"You have to man-up, you have to fight your way through it. It's the players who are strong mentally who'll survive."
That was never a problem for Clark. He laughs now when he talks about his youngest son, Bobby, who is 11 and is in the Newcastle academy. Bobby was never quite sure whether to believe his father when he told him that he used to play for the club. Then the young man was shown around the place and found his dad's picture on the walls and went, 'Ah, so it's true!'
Twice a runner-up at Newcastle
Clark almost achieved immortality at Newcastle under Keegan in that famous season of 1995-96. At his next club, the Geordies' arch-rivals, Sunderland, he achieved notoriety.
He had two fine years there - getting promoted to the Premier League in one of them - but exited under a cloud. Newcastle played Manchester United in the 1999 FA Cup final and Clark had arranged to meet some mates in a pub on Baker Street in London beforehand.
When he got out of a taxi, he was spotted by Newcastle fans who pulled a t-shirt over his head and started taking pictures.
"There was a derogatory slogan about Sunderland fans on it," recalls Clark. "I had it on for about 30 seconds but the cameras were flashing for fun. When the pictures got out, that was the end of my time at Sunderland.
"A big regret. Huge. I would love to go back to the Stadium of Light and for them to appreciate me for the two great years we had, but there's a bit of hatred there now from the fans."
He entered the wonderful world of Al-Fayed's Fulham and loved his six years there. He won a First Division title in 2001 and, under Jean Tigana, finished ninth in the Premier League. "A great period in my life," he says.
Promising start at Terriers
Clark's first step into management was at Huddersfield in late 2008. They were entertaining, broke club records for unbeaten runs and goals scored [he signed Jordan Rhodes from Ipswich and made him an £8m player], but fell agonisingly short of promotion to the Championship two seasons running.
"What gives me hope at Killie is what we did at Huddersfield," he says. "We built a young team, went 43 games unbeaten at one stage and came very close to promotion. On the day I lost my job we had three defeats in 55 games. That's life. The queue of lads that came to see me to say goodbye was humbling.
"Jordan was one of those. A wonderful kid. There's a picture I have on my wall at home of me embracing Jordan after a game at Sheffield Wednesday. We drew 4-4 and Jordan got all four."
He said he a choice at that point to buckle or to fight - and he fought. He became Birmingham City manager in June 2012 but it did not work. The club's owner, Carson Yeung, had been arrested for money laundering a year before - he was later sentenced to four years in prison - and the club was in financial limbo and forced to sell its best players.

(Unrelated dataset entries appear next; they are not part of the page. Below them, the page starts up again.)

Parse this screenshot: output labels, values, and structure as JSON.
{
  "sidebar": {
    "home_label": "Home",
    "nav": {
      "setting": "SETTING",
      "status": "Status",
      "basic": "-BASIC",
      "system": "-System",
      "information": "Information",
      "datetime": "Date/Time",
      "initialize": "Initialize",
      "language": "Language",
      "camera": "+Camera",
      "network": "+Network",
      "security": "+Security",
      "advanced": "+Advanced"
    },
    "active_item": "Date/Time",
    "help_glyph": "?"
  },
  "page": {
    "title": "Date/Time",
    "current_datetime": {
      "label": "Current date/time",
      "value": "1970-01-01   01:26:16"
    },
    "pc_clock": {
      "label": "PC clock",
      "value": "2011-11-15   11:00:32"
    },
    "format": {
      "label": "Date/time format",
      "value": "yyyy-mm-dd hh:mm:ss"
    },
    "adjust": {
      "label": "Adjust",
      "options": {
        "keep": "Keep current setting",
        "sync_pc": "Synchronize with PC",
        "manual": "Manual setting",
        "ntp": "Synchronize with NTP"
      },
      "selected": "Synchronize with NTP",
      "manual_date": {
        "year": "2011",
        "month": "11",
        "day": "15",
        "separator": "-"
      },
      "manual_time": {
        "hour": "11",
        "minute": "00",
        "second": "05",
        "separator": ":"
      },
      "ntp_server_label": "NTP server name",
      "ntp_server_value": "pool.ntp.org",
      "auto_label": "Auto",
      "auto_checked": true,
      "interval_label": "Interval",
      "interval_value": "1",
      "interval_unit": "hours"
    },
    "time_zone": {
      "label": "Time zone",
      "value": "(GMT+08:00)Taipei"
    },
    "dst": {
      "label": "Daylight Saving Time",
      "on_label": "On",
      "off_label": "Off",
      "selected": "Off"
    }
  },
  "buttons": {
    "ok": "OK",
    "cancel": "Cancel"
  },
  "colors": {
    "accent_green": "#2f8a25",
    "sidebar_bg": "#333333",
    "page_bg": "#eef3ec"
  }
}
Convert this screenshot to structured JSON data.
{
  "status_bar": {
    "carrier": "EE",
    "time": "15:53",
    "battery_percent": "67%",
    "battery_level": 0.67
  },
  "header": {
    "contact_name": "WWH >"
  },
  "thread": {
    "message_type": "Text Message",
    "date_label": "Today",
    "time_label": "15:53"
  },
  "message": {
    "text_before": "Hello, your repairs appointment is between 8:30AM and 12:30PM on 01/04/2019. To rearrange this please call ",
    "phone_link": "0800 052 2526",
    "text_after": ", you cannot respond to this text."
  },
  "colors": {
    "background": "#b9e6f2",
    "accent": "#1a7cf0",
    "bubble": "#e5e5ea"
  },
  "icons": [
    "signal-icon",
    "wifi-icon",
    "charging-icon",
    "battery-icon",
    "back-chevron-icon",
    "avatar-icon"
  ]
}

He was sacked in October 2014.
Five days later he joined Blackpool. "My silly ego got the better of me. The club was bottom of the league and I thought I could turn it around. I quickly realised I couldn't.
"It was an unhappy place. Fans were demonstrating about the owners and it got very nasty. The atmosphere was poor and we went out of the league with a whimper. I resigned (May 2015) and then took some time out to take stock. Then I got the opportunity to come to Kilmarnock.
"Will it take time to get the club up the table on a consistent basis? Yes. Do managers always get time? No, but I'm hopeful. I want top half of the league. I don't to be always seen as a fire-fighter. I want to get back to where I was at Huddersfield where we were always looking up and striving rather than looking down and worrying.
"I've always said that it's not how people perceive you when you come through the door, it's how they perceive you when you go out."
Can this driven Geordie turn Kilmarnock around? He answers: "A lot of people would say no and that's understandable. We're underdogs, but underdogs have their day, too, you know."